The people running the James A. Haley VA Medical Center have finally overplayed their hand. The U.S. House Veterans Affairs Committee is investigating why Haley installed a videocamera disguised as a smoke detector in the room of a brain-damaged veteran, and why hospital officials gave conflicting accounts of how the snooping took place. This effort to hold Haley responsible is long overdue.
Rep. Jeff Miller, R-Pensacola, said he was outraged by a Tampa Bay Times report that Haley installed a camera disguised as a smoke detector in 80-year-old Joseph Carnegie's hospital room. Miller, who chairs the Veterans Affairs Committee, said the move violated the "sacred trust" that patients and their families deserve at the nation's veterans hospitals. He also singled out the Veterans Affairs Department for its lack of candor and sense of responsibility. These are familiar problems within the VA — and notably at Haley — that Miller's panel needs to explore. Sen. Bill Nelson followed suit this week in calling for a probe by the VA's inspector general.

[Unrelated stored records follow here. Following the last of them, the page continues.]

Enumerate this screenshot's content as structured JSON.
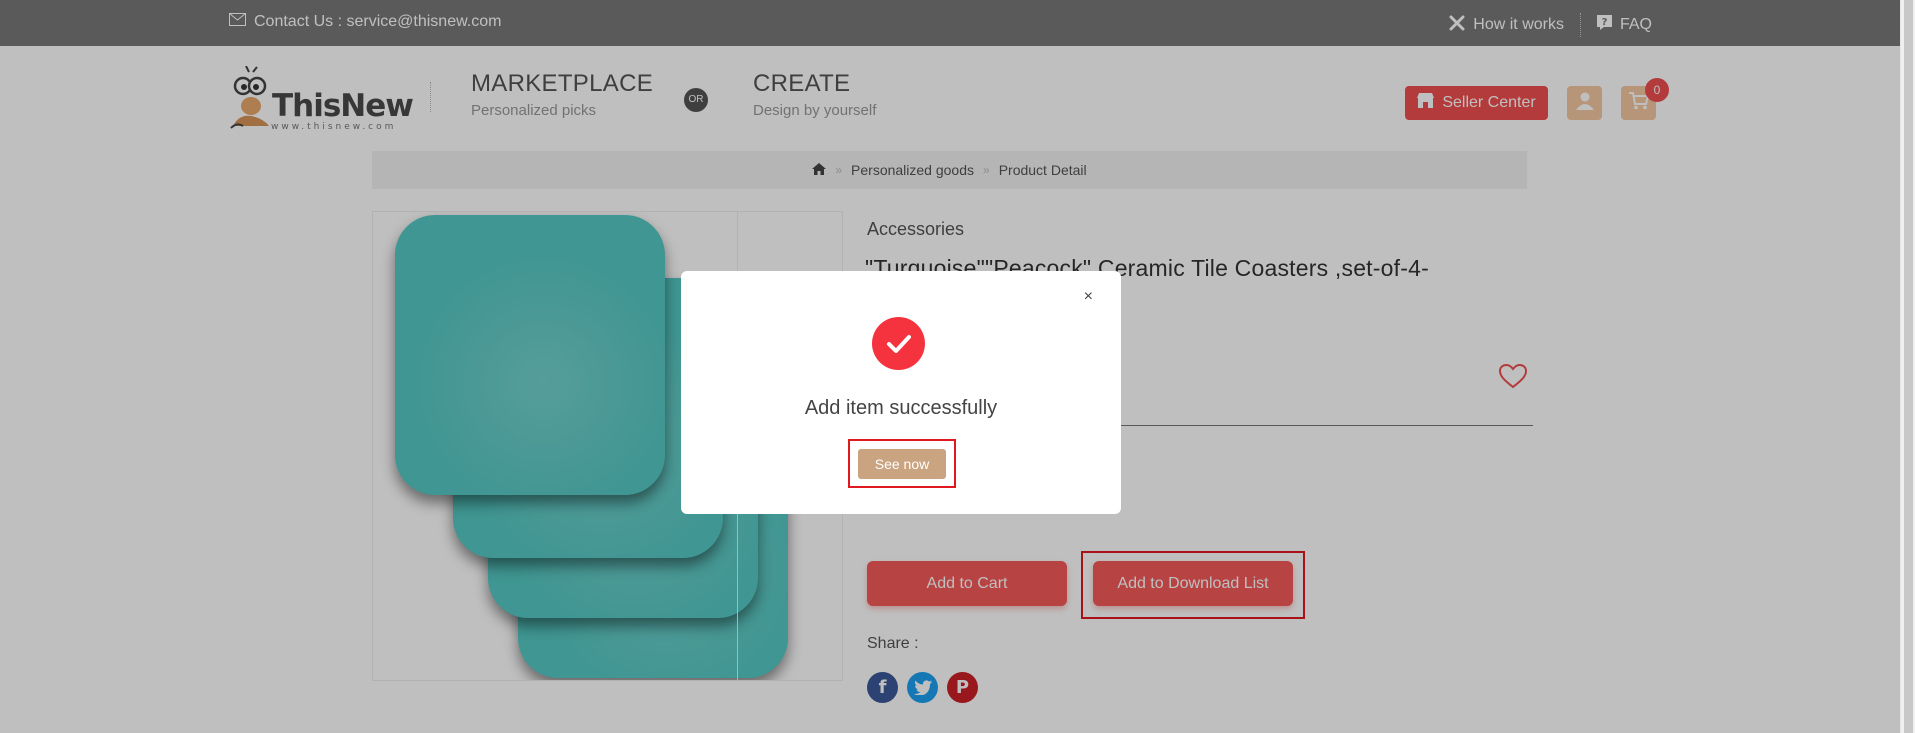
{
  "topbar": {
    "contact": "Contact Us : service@thisnew.com",
    "how_it_works": "How it works",
    "faq": "FAQ"
  },
  "header": {
    "logo_name": "ThisNew",
    "logo_sub": "www.thisnew.com",
    "marketplace_title": "MARKETPLACE",
    "marketplace_sub": "Personalized picks",
    "or_label": "OR",
    "create_title": "CREATE",
    "create_sub": "Design by yourself",
    "seller_center": "Seller Center",
    "cart_count": "0"
  },
  "breadcrumb": {
    "items": [
      "Personalized goods",
      "Product Detail"
    ]
  },
  "product": {
    "category": "Accessories",
    "title": "\"Turquoise\"\"Peacock\" Ceramic Tile Coasters ,set-of-4-",
    "add_to_cart": "Add to Cart",
    "add_to_download": "Add to Download List",
    "share_label": "Share :"
  },
  "modal": {
    "message": "Add item successfully",
    "see_now": "See now",
    "close": "×"
  },
  "colors": {
    "accent": "#f04f4f",
    "topbar": "#787878",
    "see_now": "#caa381",
    "success": "#f5333e",
    "facebook": "#3b5998",
    "twitter": "#1da1f2",
    "pinterest": "#cb2027"
  }
}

The hospital has offered so many conflicting stories it has no credibility. It falls to Miller and Nelson to get some answers. Why did Haley install the camera in the first place, and under what authority? If the procedure was legitimate, why use a camera disguised as a smoke detector? Does Haley use any other devices to violate patient privacy? Where is the tape of Carnegie? Was anyone disciplined?

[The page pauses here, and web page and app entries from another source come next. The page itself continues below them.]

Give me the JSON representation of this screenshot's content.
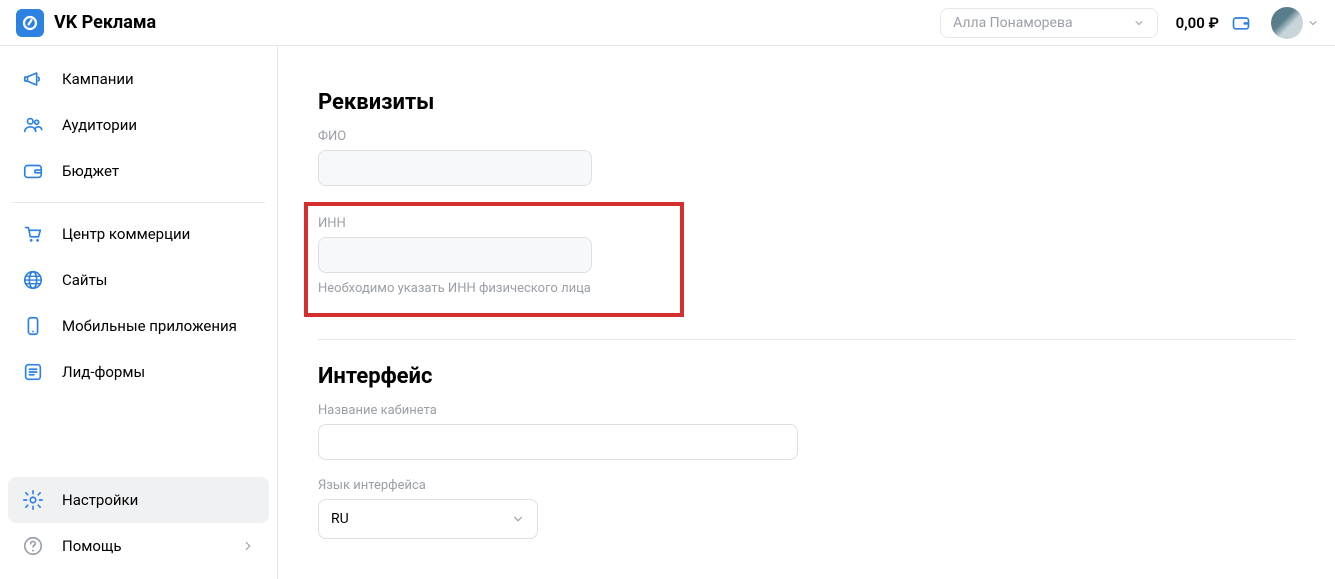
{
  "header": {
    "app_name": "VK Реклама",
    "account_name": "Алла Понаморева",
    "balance": "0,00 ₽"
  },
  "sidebar": {
    "items": [
      {
        "label": "Кампании"
      },
      {
        "label": "Аудитории"
      },
      {
        "label": "Бюджет"
      },
      {
        "label": "Центр коммерции"
      },
      {
        "label": "Сайты"
      },
      {
        "label": "Мобильные приложения"
      },
      {
        "label": "Лид-формы"
      }
    ],
    "bottom": {
      "settings": "Настройки",
      "help": "Помощь"
    }
  },
  "main": {
    "section1_title": "Реквизиты",
    "fio_label": "ФИО",
    "fio_value": "",
    "inn_label": "ИНН",
    "inn_value": "",
    "inn_help": "Необходимо указать ИНН физического лица",
    "section2_title": "Интерфейс",
    "cabinet_label": "Название кабинета",
    "cabinet_value": "",
    "lang_label": "Язык интерфейса",
    "lang_value": "RU"
  }
}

Hospital director Kathleen Fogarty is responsible for this culture and should answer for the indifference to public concerns.

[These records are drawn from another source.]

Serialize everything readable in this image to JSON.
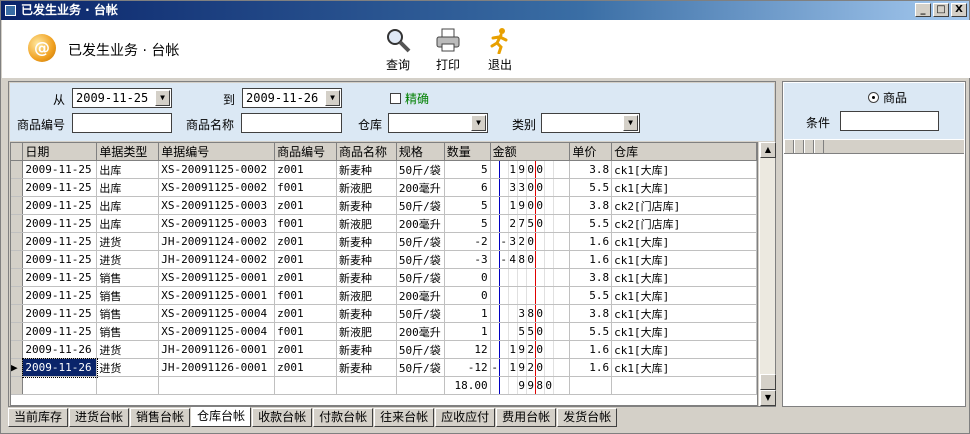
{
  "window": {
    "title": "已发生业务 · 台帐",
    "btn_min": "_",
    "btn_max": "□",
    "btn_close": "X"
  },
  "header": {
    "logo_glyph": "@",
    "title": "已发生业务 · 台帐"
  },
  "toolbar": {
    "query": "查询",
    "print": "打印",
    "exit": "退出"
  },
  "filter": {
    "from_label": "从",
    "from_value": "2009-11-25",
    "to_label": "到",
    "to_value": "2009-11-26",
    "exact_label": "精确",
    "product_code_label": "商品编号",
    "product_name_label": "商品名称",
    "warehouse_label": "仓库",
    "category_label": "类别"
  },
  "table": {
    "headers": [
      "日期",
      "单据类型",
      "单据编号",
      "商品编号",
      "商品名称",
      "规格",
      "数量",
      "金额",
      "单价",
      "仓库"
    ],
    "rows": [
      [
        "2009-11-25",
        "出库",
        "XS-20091125-0002",
        "z001",
        "新麦种",
        "50斤/袋",
        "5",
        [
          "",
          "",
          "1",
          "9",
          "0",
          "0",
          ""
        ],
        "3.8",
        "ck1[大库]"
      ],
      [
        "2009-11-25",
        "出库",
        "XS-20091125-0002",
        "f001",
        "新液肥",
        "200毫升",
        "6",
        [
          "",
          "",
          "3",
          "3",
          "0",
          "0",
          ""
        ],
        "5.5",
        "ck1[大库]"
      ],
      [
        "2009-11-25",
        "出库",
        "XS-20091125-0003",
        "z001",
        "新麦种",
        "50斤/袋",
        "5",
        [
          "",
          "",
          "1",
          "9",
          "0",
          "0",
          ""
        ],
        "3.8",
        "ck2[门店库]"
      ],
      [
        "2009-11-25",
        "出库",
        "XS-20091125-0003",
        "f001",
        "新液肥",
        "200毫升",
        "5",
        [
          "",
          "",
          "2",
          "7",
          "5",
          "0",
          ""
        ],
        "5.5",
        "ck2[门店库]"
      ],
      [
        "2009-11-25",
        "进货",
        "JH-20091124-0002",
        "z001",
        "新麦种",
        "50斤/袋",
        "-2",
        [
          "",
          "-",
          "3",
          "2",
          "0",
          "",
          ""
        ],
        "1.6",
        "ck1[大库]"
      ],
      [
        "2009-11-25",
        "进货",
        "JH-20091124-0002",
        "z001",
        "新麦种",
        "50斤/袋",
        "-3",
        [
          "",
          "-",
          "4",
          "8",
          "0",
          "",
          ""
        ],
        "1.6",
        "ck1[大库]"
      ],
      [
        "2009-11-25",
        "销售",
        "XS-20091125-0001",
        "z001",
        "新麦种",
        "50斤/袋",
        "0",
        [
          "",
          "",
          "",
          "",
          "",
          "",
          ""
        ],
        "3.8",
        "ck1[大库]"
      ],
      [
        "2009-11-25",
        "销售",
        "XS-20091125-0001",
        "f001",
        "新液肥",
        "200毫升",
        "0",
        [
          "",
          "",
          "",
          "",
          "",
          "",
          ""
        ],
        "5.5",
        "ck1[大库]"
      ],
      [
        "2009-11-25",
        "销售",
        "XS-20091125-0004",
        "z001",
        "新麦种",
        "50斤/袋",
        "1",
        [
          "",
          "",
          "",
          "3",
          "8",
          "0",
          ""
        ],
        "3.8",
        "ck1[大库]"
      ],
      [
        "2009-11-25",
        "销售",
        "XS-20091125-0004",
        "f001",
        "新液肥",
        "200毫升",
        "1",
        [
          "",
          "",
          "",
          "5",
          "5",
          "0",
          ""
        ],
        "5.5",
        "ck1[大库]"
      ],
      [
        "2009-11-26",
        "进货",
        "JH-20091126-0001",
        "z001",
        "新麦种",
        "50斤/袋",
        "12",
        [
          "",
          "",
          "1",
          "9",
          "2",
          "0",
          ""
        ],
        "1.6",
        "ck1[大库]"
      ],
      [
        "2009-11-26",
        "进货",
        "JH-20091126-0001",
        "z001",
        "新麦种",
        "50斤/袋",
        "-12",
        [
          "-",
          "",
          "1",
          "9",
          "2",
          "0",
          ""
        ],
        "1.6",
        "ck1[大库]"
      ]
    ],
    "selected_row": 11,
    "total_qty": "18.00",
    "total_amount": [
      "",
      "",
      "",
      "9",
      "9",
      "8",
      "0"
    ]
  },
  "tabs": [
    "当前库存",
    "进货台帐",
    "销售台帐",
    "仓库台帐",
    "收款台帐",
    "付款台帐",
    "往来台帐",
    "应收应付",
    "费用台帐",
    "发货台帐"
  ],
  "active_tab": 3,
  "right": {
    "radio_label": "商品",
    "condition_label": "条件"
  },
  "colors": {
    "title_start": "#0a246a",
    "filter_bg": "#dbe8f4",
    "amount_blue": "#0000c0",
    "amount_red": "#e00000"
  }
}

Congress should also look beyond this event. Haley has been less than forthcoming about its finances and the availability of services. Veterans and their families deserve better.